GIVEN RECORDS:
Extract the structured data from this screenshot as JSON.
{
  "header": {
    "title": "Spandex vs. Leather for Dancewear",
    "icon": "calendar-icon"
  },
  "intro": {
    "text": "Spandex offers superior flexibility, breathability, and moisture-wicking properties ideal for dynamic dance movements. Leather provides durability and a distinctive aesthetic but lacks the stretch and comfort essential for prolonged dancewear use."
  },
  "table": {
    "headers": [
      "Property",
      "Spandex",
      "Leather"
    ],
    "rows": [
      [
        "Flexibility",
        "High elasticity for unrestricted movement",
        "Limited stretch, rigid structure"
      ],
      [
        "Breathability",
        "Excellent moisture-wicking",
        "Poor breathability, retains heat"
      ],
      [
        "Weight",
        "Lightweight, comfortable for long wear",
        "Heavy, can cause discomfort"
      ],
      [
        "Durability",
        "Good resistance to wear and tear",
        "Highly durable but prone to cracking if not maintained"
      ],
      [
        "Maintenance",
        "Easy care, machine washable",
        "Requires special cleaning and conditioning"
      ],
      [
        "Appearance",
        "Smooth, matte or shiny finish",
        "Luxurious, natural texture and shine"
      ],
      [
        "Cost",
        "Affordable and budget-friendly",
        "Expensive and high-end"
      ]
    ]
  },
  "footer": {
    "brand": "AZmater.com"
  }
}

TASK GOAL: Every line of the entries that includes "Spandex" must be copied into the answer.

WRITTEN RESPONSE:
    "title": "Spandex vs. Leather for Dancewear",
    "text": "Spandex offers superior flexibility, breathability, and moisture-wicking properties ideal for dynamic dance movements. Leather provides durability and a distinctive aesthetic but lacks the stretch and comfort essential for prolonged dancewear use."
      "Spandex",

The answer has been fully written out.